There are considerations that should be made during the design and development to start to tackle this challenge.
The first is around staff and the experience they have. If we make our facilities a better place to be, we’re more likely to retain staff. The roundtable participants discussed how the biggest asset to any facility is the people who work within it, they therefore need to also be at the centre of the design.
We looked at several examples, ranging from the layout of facilities to providing open spaces for staff to relax and research.
The second consideration is around how we’re providing the service itself and a question that was raised by Arch Fotheringham (Brookfield Multiplex): “Are we taking the person to the facility or the facility to the person?”
Location based health
As mentioned earlier, the Government growth reports are one tool for forecasting. Arch suggests that it’s important not to reduce options when providing services in these expanding areas: “It’s easy to say there’s a growth area but you need to look at how you get people out to where that facility is. A good example is if you look at the Western Melbourne area, where a large percentage travel to Central Melbourne for treatment because it’s not available in that area. It extends beyond buildings…”
Anna spoke of a recent project in Dandenong, where they experienced similar location issues. The team are in the process of building new and improved facilities at Dandenong Hospital to ensure continued access to the highest quality of care for the community.
The work redevelops a number of community and ambulatory care services provided in disparate locations, bringing them into one central precinct. It’s an approach that extends existing services rather than builds new ones.
“As we continue forward, we’re about to do master planning in a growth area to do a very similar thing to what we’ve done in Dandenong. It’s about community services, medical consulting, allied health consulting and referring back to our main bases in adjacent areas where the tertiary services are. Understand the services you already have, look at how you can build on them.”
We couldn’t look at location services without discussing at least part of the rural health challenge. We have an ageing population; a large number of people are retiring and moving out to more rural areas where there aren’t as many accessible sub-acute services. They currently have to gravitate back into the capitals.

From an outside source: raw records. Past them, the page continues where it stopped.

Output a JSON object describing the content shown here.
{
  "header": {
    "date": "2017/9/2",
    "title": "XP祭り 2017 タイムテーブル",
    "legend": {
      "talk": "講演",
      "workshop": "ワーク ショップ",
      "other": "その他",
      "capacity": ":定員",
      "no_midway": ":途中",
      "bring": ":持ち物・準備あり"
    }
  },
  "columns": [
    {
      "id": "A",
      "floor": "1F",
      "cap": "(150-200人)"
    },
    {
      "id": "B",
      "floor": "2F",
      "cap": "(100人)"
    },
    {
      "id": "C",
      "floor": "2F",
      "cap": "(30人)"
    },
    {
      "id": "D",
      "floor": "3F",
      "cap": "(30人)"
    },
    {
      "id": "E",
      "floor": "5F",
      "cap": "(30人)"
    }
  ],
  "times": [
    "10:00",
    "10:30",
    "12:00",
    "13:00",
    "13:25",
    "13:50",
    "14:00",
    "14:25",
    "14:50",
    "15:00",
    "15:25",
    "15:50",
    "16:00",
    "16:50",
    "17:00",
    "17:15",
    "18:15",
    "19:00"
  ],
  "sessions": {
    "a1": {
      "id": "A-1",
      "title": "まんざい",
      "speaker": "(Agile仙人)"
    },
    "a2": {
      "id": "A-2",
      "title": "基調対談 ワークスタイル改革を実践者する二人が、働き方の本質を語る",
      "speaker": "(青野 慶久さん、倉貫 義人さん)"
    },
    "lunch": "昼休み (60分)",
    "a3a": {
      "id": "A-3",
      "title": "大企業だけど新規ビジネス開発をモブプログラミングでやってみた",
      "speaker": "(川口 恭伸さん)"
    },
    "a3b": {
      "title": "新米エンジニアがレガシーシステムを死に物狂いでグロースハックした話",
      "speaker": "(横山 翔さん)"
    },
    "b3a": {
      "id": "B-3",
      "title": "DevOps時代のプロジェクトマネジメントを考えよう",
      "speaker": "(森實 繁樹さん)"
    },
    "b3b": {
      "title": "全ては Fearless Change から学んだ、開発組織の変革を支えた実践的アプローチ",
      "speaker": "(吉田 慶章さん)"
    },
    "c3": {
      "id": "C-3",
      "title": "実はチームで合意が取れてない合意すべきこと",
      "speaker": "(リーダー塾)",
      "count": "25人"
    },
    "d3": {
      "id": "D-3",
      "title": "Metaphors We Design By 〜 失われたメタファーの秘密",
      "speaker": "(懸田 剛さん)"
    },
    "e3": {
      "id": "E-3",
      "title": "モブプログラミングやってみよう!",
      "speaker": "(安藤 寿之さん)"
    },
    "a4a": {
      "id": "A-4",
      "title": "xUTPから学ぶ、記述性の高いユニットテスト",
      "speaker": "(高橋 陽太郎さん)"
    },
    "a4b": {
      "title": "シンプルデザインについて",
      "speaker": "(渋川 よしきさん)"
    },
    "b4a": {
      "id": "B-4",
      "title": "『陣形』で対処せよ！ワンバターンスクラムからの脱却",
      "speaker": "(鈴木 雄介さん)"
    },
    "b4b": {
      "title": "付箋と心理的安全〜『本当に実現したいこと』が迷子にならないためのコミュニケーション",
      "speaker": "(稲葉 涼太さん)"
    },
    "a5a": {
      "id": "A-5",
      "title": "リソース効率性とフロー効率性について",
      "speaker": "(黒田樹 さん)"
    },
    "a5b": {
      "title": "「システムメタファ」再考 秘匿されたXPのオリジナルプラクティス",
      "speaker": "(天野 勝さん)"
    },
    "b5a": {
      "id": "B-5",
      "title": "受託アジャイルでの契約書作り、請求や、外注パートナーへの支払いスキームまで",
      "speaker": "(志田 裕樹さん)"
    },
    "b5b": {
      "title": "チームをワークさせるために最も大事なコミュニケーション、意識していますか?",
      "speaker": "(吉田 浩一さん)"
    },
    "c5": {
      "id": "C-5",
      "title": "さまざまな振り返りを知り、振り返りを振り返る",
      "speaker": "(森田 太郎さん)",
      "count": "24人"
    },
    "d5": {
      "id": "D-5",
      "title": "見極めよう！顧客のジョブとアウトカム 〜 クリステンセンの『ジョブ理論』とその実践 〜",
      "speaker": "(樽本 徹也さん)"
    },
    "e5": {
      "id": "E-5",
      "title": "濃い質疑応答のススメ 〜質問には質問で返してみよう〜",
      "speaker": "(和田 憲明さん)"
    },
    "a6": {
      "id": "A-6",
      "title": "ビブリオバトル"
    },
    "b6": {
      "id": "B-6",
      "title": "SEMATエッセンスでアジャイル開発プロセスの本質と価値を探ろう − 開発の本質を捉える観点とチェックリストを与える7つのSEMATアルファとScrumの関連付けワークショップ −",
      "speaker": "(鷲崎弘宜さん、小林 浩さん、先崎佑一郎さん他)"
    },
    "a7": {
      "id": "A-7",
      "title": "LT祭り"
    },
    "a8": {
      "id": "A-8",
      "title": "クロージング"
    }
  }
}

The population will still also continue to be dispersed – inner city health facilities are run off their feet whilst rural facilities are much quieter and come with their own workforce challenges.
Australia can’t continue to be so metro-centric.
Leonie confirmed, “The models of care are changing rapidly. We design to a model of care and it quickly changes. Take cancer care: we used to bring patients in for treatment and get great outcomes and survival rates. We’re now seeing the day ambulatory oncology unit gets just as good outcomes. Another example is around physiotherapists. I’m consulting with a facility at the moment that has a strong Allied Health background, the whole structure needs to change as we’re now moving into therapy aids. There will be fewer physios and more aids, more groups and less individual spaces. I’m learning people will require less cube rooms and bigger group spaces. We have to be flexible enough to change models of care.”
Solutions need to be found and they’re expected to be driven through design innovations, extended workforce training and technology.
Next week we’ll cover ‘Part Two: Funding’ or download the full report here: www.austhealthweek.com.au